Friday, 24 May 2013

My Studio Deck

 It's where we spend the most time that means the most to us, and this is the case with my studio deck. It's covered, comfortable and cool on hot days. With the nice weather we have had recently, I have already started using it quite a bit. The cushions are a Sumbrella Fabric and the furniture is from HomeSense. The little white tables from Ikea...the tray comes off the top...great idea! I got the banded rug from Overstock, the outdoor pouf from Target, and the patio lights from Pottery Barn. 

The deck is a nice size, and the bedroom and LR that stack on top are exacly the same dimensions. It's a space I switch around often, in floor plan and materials. I can change out to more muted tones by changing the pillow covers and the rug, the green working with both. My bedroom deck above is used for lounging, furnished with a double lounge, and the LR deck's function is a table and comfortable dining chairs.

I'd like to screen the studio deck in one day, but the bugs aren't too bad, and many glasses of wine have been had till the wee hours under the patio lanterns without issue.

What little part of your home have you claimed as your personal space?


Saturday, 11 May 2013

Noguchi's 20N Table Lamp

Sometimes it's not the most expensive items, but the best designed ones that get my attention. Hence the 20N table lamp from Isamu Noguchi at just 155 dollars! It's a paper lantern 24 inches high, 16 inches deep and looks quite simple at first glance. I got mine at Gabriel Ross in Victoria.

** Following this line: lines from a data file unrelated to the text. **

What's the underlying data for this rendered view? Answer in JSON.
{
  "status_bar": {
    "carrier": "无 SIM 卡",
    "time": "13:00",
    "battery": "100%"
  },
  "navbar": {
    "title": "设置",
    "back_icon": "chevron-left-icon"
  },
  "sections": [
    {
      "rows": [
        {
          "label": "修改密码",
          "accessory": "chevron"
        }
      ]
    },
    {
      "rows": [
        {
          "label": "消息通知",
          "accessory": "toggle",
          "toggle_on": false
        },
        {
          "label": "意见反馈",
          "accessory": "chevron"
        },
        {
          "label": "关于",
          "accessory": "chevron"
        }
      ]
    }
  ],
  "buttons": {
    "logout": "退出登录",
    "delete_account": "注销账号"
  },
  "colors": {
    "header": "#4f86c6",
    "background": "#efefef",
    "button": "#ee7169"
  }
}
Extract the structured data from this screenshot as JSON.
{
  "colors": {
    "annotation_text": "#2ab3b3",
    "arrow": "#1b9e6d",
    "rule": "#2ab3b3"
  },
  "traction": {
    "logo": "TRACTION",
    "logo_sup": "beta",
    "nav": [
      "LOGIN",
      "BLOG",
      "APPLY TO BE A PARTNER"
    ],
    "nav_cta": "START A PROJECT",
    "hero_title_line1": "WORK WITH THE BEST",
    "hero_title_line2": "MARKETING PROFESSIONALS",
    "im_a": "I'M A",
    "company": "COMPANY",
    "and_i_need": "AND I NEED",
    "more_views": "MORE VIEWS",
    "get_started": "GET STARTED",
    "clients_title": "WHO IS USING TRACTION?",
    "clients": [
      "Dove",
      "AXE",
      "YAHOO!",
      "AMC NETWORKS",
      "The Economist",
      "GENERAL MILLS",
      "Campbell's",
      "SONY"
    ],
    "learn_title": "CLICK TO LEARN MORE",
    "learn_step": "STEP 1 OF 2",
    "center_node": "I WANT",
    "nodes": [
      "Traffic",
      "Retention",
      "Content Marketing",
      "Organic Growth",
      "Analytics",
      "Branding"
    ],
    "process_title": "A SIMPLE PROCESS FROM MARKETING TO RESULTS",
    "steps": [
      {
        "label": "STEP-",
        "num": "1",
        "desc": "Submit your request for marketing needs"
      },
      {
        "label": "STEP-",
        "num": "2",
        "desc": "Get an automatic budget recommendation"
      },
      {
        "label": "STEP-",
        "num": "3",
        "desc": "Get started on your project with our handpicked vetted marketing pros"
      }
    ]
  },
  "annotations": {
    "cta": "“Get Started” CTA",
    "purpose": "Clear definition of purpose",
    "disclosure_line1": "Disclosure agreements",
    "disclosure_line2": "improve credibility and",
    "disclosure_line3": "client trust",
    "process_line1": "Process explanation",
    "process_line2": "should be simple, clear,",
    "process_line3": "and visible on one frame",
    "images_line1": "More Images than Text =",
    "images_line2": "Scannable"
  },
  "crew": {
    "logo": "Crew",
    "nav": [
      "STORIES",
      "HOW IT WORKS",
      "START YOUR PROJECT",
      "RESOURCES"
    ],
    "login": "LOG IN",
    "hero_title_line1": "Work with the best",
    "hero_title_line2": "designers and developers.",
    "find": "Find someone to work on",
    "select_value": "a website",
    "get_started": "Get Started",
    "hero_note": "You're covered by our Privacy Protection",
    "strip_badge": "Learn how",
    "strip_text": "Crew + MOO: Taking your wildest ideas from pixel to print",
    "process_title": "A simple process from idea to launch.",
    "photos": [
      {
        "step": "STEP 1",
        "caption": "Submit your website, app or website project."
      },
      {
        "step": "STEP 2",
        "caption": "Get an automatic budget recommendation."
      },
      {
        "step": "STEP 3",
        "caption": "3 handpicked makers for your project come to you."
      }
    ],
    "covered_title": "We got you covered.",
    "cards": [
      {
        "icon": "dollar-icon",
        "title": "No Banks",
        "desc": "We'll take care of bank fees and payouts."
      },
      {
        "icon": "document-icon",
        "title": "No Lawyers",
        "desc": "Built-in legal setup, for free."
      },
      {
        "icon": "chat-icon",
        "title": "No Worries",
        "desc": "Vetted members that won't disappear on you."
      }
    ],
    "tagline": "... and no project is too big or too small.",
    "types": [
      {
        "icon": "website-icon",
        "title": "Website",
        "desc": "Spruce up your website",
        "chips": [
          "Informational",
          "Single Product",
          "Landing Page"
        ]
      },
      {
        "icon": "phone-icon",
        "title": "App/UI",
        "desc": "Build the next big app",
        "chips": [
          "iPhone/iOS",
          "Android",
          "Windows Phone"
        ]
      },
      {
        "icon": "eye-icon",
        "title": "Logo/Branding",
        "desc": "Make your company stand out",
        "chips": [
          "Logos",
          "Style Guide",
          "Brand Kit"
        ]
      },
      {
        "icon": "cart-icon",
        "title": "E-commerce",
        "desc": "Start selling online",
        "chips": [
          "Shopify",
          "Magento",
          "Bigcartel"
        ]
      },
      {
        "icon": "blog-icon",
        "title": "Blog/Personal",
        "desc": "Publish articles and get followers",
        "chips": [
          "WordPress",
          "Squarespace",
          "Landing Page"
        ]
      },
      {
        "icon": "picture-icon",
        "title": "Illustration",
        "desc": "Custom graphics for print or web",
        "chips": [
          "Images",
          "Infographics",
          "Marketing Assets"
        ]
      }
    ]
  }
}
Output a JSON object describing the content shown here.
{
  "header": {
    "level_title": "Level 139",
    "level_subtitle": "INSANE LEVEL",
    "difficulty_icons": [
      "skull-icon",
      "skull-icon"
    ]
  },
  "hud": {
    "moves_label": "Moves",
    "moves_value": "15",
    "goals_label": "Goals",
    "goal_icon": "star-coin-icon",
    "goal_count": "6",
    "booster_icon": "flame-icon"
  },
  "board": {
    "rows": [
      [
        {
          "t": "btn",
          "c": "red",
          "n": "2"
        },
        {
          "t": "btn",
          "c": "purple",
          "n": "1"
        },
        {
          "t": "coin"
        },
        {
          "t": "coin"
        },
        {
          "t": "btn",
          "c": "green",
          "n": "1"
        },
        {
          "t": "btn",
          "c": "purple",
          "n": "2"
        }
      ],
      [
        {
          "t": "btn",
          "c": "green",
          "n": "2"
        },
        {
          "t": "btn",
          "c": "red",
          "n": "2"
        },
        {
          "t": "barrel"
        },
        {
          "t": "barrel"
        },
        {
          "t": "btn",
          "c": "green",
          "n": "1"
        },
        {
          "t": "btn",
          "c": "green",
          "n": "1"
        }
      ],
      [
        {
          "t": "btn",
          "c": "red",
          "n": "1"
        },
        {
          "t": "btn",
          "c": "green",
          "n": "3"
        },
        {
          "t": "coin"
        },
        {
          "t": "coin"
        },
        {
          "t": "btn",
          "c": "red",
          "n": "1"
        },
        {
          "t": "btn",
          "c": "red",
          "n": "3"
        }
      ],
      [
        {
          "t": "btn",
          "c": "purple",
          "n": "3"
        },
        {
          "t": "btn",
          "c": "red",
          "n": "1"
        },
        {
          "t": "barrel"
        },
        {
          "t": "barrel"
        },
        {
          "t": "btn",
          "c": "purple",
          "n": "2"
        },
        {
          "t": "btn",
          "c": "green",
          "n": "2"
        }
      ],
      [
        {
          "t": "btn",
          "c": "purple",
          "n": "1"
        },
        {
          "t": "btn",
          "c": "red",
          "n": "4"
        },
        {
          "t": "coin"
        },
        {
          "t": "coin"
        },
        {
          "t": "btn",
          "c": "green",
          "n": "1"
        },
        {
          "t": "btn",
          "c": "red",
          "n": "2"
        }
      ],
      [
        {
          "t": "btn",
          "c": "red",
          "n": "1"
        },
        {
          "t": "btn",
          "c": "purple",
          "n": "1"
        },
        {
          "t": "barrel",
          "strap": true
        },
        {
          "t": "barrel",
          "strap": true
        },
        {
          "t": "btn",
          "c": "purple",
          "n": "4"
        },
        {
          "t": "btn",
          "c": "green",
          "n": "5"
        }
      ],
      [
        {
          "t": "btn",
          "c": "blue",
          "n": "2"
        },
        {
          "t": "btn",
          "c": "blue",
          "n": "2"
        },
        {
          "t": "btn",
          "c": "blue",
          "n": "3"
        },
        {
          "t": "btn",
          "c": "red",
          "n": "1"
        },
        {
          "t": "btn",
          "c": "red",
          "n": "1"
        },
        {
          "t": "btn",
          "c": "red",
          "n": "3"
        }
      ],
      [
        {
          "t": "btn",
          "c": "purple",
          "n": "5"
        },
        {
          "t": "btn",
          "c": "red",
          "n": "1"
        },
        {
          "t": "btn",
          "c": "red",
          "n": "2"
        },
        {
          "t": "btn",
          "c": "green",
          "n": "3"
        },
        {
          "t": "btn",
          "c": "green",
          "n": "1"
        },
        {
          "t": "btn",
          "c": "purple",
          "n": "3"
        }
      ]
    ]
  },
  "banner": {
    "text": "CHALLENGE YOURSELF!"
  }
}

I brought the flat box home, and started to put it together- first I opened the flat pack box, noticing the lack of materials both in the lamp and the packaging, a good thing. Then lifted out the lightweight shade and very thin legs and frame. The socket and cord are the bulkiest thing in the 3 inch deep box. I love the colour of the shade and the sound when it is touched. The spacing between the ribs is random, yet ordered, like nature. The black metal legs are very thin, and the frame is tall, creating a flimsy framework...until.

I really started to appreciate the design of the lamp when I put it together wrong. The shade is made to fit through the legs, not like the imitation. It's assembly is a design feat in itself. You have to lift up the shade from the legs, tightening just enough to slide the harp on the threaded post, securing it on the top of the frame. I can imagine the design hours going over the materials, construction and assembly considerations of this simple lumminaire.

The legs are super slim, and have some give to them. They are capped off by dainty little rubber feet, spherical and working together with the legs offering a dynamic yet stable base for the paper lantern, all slight on their own, yet strong as one peice when tightened and assembled (properly!).

After placing the lamp on my entry console and turning it on from the base of the socket, noticing the little red stamp at the bottom of the shade and standing back to adore it next to my Brent Comber Alder Disk, I feel the design story is complete.

Now I have simple layered light in the first room you enter, dimmers with narrow and wide spots highlighting the disk, natural light from lots of windows and ambient light from the lantern. The light is amazing! Paper is so flattering. And it's not just the function of this lamp...its the form...the beautiful, organic, make me smile every time I look at it, form.

Most of all, the exercise of assembling this piece of art was an essential part of owning wonders if that was Noguchi's plan.